- **What to produce**: Answer with one number: the count of lines in this material that hold the word "price".

- **Data section**:

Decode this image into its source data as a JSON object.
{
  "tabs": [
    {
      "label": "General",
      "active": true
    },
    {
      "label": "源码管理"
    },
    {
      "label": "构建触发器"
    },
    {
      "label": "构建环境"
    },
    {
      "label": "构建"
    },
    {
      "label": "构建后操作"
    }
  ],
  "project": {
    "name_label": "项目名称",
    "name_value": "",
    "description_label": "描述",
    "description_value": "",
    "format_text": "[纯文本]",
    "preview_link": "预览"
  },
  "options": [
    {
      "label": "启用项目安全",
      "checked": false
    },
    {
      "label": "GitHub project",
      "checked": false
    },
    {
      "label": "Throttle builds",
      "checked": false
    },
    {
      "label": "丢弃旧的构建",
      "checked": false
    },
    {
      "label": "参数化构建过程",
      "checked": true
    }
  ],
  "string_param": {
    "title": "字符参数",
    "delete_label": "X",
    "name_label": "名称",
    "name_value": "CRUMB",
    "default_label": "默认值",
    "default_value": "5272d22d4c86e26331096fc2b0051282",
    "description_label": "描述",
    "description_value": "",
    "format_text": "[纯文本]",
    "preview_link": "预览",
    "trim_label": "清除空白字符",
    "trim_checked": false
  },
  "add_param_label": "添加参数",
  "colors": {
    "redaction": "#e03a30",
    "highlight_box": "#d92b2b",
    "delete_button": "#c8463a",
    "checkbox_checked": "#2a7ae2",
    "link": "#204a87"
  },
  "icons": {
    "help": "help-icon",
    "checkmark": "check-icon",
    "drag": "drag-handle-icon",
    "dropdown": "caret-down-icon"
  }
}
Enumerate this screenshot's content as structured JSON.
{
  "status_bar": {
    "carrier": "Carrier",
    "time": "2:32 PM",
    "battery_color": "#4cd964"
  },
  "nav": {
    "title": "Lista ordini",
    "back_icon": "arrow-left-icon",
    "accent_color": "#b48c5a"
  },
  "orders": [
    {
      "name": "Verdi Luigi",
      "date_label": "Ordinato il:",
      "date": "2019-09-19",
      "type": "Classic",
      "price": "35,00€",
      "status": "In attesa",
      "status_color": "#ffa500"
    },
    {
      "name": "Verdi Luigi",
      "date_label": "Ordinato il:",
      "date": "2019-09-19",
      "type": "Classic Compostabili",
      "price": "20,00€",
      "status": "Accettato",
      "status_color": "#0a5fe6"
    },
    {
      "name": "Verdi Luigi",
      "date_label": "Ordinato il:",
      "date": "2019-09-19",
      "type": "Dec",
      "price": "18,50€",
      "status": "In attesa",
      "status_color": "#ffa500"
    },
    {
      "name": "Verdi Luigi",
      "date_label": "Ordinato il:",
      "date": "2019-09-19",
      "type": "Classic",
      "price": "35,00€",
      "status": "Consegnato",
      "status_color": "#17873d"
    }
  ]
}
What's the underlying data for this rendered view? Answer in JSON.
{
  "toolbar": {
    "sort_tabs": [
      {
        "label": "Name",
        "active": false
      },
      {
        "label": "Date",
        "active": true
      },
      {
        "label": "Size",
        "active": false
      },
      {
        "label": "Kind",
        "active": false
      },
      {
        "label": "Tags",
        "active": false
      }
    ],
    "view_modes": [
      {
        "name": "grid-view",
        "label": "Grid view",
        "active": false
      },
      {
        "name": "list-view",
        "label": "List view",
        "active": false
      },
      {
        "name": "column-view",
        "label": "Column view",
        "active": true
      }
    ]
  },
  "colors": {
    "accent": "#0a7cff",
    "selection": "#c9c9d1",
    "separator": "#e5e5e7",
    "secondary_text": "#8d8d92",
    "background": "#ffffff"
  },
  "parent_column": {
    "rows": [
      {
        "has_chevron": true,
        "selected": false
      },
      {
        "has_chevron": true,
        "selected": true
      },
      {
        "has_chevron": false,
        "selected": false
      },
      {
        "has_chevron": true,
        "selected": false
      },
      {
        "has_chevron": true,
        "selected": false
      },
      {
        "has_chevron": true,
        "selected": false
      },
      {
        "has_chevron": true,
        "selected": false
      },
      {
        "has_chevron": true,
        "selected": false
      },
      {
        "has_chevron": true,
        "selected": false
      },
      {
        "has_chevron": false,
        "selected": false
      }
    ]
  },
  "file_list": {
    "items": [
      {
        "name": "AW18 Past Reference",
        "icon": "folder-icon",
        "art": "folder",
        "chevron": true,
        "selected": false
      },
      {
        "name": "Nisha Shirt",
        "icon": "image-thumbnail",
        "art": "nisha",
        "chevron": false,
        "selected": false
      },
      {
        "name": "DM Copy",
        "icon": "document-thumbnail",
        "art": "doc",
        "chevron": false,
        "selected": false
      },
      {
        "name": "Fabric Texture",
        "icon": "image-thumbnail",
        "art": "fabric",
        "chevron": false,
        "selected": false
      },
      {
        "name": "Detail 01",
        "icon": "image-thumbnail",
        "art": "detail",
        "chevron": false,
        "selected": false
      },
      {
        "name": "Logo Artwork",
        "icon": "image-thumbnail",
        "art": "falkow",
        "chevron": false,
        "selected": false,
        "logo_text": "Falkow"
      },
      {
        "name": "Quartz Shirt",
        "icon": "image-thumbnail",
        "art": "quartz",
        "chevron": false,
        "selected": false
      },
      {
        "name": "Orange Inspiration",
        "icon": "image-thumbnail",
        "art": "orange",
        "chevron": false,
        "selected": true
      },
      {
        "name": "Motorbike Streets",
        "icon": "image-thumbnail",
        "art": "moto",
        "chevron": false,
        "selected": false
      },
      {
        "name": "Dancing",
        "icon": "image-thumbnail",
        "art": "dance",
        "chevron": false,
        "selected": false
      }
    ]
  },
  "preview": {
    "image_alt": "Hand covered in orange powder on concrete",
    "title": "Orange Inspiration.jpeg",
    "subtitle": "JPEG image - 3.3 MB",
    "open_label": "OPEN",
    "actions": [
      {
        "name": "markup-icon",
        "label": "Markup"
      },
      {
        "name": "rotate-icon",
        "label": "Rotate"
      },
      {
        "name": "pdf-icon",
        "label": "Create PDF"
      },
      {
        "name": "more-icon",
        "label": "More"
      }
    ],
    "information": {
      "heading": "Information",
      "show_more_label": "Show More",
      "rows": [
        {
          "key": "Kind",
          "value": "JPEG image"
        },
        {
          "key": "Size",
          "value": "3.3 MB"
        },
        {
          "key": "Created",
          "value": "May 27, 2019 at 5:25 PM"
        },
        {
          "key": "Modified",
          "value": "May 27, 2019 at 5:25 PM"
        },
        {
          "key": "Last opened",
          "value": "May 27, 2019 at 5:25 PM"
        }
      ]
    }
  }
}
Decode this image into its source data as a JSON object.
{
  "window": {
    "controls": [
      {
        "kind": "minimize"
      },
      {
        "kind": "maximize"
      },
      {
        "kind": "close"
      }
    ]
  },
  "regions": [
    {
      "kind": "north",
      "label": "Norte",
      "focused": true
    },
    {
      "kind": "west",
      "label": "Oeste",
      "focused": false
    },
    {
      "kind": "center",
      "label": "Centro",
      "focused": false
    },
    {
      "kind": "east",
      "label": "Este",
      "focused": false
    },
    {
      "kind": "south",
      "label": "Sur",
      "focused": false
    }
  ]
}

- **Your response**: 4